Mr. Erdogan and other Turkish officials have insisted that the fluctuations in the lira are temporary and are part of a longer-term strategy to encourage exports and transform the Turkish economy to one focused on productive industry. Mr. Erdogan also has blamed the crisis on unspecified foreign interference, and officials from the president’s party have also called on Turks to eat less, sacrificing for the good of the country.
“What you call currency rates rise today and fall tomorrow,” said Mr. Erdogan on Dec. 1. “What you call inflation rises today and falls tomorrow.
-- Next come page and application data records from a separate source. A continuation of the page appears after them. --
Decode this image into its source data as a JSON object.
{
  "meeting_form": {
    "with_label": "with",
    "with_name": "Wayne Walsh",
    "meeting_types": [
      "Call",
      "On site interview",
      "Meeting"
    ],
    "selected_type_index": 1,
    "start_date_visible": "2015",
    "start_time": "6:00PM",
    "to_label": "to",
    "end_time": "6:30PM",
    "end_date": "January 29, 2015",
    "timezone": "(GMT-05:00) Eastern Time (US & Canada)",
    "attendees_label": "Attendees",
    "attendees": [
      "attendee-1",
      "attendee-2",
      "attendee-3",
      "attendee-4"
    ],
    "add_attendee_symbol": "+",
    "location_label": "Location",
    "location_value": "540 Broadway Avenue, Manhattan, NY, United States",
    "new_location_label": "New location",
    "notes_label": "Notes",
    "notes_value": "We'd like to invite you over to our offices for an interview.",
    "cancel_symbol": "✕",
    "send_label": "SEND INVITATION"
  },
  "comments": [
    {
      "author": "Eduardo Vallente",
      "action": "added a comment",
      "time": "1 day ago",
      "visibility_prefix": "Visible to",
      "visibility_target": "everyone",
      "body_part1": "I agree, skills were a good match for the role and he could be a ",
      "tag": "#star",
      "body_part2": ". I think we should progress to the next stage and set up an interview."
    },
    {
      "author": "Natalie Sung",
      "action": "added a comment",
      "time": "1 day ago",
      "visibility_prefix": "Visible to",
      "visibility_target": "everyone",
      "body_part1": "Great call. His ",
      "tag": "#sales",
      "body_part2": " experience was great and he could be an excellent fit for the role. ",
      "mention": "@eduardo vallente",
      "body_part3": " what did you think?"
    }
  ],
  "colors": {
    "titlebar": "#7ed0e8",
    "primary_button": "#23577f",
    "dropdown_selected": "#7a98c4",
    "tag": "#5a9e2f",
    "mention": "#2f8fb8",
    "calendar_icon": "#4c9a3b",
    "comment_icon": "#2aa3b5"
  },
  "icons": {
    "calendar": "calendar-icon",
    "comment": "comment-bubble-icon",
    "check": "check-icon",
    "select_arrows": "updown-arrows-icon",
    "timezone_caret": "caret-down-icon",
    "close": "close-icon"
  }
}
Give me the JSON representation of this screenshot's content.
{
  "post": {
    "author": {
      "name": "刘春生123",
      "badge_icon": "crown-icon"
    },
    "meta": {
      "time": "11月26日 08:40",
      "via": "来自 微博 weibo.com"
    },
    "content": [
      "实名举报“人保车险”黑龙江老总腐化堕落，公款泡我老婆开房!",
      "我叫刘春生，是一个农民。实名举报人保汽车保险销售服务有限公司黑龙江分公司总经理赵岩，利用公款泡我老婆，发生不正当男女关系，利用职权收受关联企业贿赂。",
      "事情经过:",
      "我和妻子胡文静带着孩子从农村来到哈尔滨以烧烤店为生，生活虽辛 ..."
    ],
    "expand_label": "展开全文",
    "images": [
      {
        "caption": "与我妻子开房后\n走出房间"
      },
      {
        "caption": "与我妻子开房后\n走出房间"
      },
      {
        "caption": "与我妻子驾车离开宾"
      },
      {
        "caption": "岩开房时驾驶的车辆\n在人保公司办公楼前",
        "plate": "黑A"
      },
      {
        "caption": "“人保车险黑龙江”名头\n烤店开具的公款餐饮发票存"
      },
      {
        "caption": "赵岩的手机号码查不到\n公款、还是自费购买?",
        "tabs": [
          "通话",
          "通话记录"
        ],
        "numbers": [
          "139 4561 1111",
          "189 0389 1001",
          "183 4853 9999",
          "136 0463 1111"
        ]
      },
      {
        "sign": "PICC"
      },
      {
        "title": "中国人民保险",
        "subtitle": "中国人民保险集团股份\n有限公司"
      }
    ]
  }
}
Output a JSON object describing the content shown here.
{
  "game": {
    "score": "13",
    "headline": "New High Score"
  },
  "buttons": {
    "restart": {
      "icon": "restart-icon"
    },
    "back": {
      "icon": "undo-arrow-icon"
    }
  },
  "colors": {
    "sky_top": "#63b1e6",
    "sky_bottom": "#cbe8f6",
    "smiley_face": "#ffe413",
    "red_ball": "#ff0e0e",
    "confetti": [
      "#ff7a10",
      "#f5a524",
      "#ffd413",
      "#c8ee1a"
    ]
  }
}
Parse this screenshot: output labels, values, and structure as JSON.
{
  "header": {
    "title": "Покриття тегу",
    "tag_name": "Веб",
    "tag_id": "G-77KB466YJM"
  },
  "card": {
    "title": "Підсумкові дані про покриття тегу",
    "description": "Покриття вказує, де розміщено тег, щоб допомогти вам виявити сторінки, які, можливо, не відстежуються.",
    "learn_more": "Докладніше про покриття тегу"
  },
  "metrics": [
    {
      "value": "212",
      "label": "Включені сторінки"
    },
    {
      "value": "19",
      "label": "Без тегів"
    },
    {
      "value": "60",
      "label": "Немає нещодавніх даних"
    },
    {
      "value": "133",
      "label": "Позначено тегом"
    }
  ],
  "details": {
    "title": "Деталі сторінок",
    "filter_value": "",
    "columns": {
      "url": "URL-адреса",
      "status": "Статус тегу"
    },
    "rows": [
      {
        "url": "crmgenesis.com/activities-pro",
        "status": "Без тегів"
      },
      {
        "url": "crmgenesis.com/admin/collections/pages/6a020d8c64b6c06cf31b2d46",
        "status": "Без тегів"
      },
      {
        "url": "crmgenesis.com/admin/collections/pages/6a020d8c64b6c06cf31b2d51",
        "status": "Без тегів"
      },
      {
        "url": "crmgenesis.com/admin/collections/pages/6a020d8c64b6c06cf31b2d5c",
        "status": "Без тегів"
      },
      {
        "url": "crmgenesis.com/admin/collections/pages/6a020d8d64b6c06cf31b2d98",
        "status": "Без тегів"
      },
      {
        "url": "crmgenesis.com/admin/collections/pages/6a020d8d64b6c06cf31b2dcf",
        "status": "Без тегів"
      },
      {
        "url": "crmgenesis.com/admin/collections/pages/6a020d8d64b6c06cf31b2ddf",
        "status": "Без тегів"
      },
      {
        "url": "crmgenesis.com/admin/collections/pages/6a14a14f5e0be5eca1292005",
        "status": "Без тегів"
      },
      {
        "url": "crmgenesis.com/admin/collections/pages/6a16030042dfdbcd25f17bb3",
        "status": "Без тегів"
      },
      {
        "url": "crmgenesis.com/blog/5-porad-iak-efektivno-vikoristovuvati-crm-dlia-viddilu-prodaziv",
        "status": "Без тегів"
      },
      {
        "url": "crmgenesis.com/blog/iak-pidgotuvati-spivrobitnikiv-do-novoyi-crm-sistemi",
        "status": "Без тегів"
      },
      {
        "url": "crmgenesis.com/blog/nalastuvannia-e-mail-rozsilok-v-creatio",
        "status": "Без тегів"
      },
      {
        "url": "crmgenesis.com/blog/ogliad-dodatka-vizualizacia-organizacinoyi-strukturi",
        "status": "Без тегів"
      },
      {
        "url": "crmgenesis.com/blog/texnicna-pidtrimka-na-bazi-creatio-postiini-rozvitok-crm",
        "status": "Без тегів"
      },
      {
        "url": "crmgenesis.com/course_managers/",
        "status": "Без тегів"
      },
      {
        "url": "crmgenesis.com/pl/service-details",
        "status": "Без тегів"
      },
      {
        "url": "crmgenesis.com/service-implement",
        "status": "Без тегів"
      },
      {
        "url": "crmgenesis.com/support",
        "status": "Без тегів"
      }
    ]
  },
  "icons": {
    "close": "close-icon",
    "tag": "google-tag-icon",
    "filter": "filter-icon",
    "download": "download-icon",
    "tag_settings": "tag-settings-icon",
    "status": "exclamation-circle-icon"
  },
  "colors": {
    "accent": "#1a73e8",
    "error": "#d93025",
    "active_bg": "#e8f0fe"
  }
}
Production and employment is permanent.” The president’s office didn’t respond to a request for comment.
The country has suffered debt and currency calamities in the last few years, but the current crisis differs from past ones because no one remains in the government to oppose Mr. Erdogan’s unorthodox policies—including cutting interest rates despite high inflation.
Former Finance Minister Lutfi Elvan, seen by officials and analysts as the last voice of mainstream economics in the cabinet, resigned Thursday and was replaced with an Erdogan loyalist.